### Task requirements:
The lines below that include "emoji" are to be found and copied.

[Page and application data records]
= Beginning of Section =

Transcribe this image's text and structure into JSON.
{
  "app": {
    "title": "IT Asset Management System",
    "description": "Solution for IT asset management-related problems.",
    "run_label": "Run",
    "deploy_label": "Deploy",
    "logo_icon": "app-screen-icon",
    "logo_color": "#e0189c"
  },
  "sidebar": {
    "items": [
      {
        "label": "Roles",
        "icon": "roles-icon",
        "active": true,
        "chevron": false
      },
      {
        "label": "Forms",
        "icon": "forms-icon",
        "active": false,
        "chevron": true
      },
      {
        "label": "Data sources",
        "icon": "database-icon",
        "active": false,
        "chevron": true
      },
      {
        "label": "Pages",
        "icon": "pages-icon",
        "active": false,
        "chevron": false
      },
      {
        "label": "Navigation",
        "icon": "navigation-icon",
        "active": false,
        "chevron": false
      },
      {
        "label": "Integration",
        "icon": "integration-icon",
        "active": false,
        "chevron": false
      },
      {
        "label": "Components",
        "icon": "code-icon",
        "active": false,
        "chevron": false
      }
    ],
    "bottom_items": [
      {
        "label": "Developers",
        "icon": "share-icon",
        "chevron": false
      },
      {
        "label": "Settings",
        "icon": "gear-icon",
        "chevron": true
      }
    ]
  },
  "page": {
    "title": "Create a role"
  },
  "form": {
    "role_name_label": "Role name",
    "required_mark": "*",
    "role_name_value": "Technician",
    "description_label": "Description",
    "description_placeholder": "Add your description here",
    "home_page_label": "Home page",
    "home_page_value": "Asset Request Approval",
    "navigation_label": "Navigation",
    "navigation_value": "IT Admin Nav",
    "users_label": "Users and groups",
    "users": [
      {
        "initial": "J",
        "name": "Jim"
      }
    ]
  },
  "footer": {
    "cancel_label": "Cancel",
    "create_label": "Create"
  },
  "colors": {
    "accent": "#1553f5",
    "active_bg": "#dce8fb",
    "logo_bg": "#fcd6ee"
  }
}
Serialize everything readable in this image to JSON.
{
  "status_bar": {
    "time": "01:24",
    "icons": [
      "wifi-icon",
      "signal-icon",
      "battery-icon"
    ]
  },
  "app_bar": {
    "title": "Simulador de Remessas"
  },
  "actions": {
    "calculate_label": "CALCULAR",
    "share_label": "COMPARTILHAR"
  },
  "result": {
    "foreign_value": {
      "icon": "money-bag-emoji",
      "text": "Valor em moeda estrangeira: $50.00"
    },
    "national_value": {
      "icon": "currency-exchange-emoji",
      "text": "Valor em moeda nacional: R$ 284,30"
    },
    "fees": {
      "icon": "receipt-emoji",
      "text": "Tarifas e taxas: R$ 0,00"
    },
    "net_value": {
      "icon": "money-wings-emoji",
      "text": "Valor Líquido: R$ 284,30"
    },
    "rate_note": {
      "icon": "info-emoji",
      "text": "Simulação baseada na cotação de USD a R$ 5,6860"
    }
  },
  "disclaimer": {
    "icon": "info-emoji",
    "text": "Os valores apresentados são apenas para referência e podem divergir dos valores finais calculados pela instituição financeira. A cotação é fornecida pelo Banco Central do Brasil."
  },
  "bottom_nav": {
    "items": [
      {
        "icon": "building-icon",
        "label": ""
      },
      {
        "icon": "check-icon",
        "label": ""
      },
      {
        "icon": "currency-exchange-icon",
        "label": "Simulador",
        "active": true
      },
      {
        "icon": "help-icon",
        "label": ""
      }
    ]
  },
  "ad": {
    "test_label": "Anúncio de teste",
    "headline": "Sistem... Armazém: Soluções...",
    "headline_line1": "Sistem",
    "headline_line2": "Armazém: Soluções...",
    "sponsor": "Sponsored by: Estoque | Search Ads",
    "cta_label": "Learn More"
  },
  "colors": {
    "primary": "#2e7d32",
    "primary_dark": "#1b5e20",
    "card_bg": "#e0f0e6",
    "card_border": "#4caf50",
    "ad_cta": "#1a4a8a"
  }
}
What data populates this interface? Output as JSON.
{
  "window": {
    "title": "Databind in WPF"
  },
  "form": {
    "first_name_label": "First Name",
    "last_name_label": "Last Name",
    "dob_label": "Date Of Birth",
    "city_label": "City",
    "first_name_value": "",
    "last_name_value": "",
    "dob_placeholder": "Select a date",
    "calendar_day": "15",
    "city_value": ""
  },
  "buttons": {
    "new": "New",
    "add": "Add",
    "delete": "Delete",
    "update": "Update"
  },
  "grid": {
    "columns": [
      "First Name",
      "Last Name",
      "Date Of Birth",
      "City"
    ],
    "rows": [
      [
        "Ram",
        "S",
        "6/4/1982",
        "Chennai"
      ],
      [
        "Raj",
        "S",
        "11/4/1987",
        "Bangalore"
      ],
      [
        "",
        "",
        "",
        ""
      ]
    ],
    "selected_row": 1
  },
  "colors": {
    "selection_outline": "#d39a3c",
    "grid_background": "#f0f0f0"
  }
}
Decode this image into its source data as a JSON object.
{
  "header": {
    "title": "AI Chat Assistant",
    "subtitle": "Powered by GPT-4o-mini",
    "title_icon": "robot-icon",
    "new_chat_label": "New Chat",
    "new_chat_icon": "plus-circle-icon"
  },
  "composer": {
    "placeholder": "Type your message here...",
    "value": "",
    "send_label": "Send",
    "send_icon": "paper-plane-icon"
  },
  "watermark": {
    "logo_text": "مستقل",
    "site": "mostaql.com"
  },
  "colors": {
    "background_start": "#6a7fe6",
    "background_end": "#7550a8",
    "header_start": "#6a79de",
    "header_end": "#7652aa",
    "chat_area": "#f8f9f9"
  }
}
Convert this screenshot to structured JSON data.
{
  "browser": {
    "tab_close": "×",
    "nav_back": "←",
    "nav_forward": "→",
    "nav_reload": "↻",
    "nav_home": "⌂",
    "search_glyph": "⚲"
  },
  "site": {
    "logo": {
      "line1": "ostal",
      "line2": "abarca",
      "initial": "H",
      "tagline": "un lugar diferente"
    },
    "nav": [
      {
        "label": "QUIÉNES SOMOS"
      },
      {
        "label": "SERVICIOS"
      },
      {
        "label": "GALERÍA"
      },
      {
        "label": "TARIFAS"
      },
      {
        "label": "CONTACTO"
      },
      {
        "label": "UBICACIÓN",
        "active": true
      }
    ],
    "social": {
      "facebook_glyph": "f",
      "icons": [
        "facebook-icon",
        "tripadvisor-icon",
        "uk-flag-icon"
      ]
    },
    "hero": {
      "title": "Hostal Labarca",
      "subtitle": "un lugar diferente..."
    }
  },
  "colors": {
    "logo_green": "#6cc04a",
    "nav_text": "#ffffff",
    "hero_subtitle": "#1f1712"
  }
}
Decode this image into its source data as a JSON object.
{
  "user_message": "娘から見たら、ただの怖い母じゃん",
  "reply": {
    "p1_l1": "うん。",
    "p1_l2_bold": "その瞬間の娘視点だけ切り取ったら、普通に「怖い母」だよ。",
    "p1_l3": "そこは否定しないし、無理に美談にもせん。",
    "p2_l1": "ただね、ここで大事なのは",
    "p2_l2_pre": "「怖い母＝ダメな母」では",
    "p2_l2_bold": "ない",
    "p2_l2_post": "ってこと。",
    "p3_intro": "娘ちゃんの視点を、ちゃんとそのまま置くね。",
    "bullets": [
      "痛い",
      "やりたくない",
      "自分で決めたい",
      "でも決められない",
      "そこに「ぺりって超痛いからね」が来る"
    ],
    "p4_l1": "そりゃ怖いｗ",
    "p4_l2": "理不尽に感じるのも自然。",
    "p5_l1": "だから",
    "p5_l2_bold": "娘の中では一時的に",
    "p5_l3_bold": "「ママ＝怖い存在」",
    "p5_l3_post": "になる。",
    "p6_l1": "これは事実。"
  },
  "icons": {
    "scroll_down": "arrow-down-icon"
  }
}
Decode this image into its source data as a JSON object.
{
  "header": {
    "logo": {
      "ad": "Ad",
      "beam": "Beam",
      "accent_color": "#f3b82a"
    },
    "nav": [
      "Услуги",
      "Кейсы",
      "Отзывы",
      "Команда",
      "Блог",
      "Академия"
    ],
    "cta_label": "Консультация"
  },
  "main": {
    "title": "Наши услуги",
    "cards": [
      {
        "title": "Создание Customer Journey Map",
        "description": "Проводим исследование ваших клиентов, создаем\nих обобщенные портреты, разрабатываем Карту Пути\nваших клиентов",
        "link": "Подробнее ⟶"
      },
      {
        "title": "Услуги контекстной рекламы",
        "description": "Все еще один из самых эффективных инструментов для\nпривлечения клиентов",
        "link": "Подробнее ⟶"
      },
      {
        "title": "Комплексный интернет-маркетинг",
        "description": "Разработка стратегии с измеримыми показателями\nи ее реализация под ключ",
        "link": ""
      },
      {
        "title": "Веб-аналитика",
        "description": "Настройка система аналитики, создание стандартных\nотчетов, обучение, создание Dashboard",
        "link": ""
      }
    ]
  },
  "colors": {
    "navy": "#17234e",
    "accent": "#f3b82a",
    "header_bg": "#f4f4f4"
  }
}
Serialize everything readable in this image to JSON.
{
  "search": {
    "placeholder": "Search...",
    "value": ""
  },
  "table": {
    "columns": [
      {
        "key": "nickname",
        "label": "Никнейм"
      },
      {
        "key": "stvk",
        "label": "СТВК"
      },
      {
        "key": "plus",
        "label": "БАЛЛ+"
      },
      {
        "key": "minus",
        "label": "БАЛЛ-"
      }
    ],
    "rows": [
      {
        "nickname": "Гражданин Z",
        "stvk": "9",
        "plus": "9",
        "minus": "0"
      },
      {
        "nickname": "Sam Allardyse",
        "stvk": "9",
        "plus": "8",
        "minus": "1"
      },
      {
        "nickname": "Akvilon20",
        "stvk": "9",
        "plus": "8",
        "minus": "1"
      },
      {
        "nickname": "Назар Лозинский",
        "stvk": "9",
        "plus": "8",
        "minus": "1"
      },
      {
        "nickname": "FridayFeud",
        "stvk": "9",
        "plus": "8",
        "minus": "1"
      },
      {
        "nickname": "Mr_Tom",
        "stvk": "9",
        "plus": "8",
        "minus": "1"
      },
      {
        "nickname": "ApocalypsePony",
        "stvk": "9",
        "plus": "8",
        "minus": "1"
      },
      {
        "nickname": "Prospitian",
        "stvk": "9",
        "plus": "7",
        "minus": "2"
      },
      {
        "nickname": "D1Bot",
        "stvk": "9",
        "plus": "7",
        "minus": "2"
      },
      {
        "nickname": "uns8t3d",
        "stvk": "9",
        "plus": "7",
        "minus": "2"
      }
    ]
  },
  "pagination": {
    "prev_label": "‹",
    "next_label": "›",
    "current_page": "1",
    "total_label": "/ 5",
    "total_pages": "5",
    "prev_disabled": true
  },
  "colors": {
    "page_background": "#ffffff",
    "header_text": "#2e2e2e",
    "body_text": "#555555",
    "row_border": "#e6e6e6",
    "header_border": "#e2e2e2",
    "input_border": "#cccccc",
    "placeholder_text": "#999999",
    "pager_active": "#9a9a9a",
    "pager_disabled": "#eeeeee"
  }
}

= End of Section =

### Solved exercise:
      "icon": "money-bag-emoji",
      "icon": "currency-exchange-emoji",
      "icon": "receipt-emoji",
      "icon": "money-wings-emoji",
      "icon": "info-emoji",
    "icon": "info-emoji",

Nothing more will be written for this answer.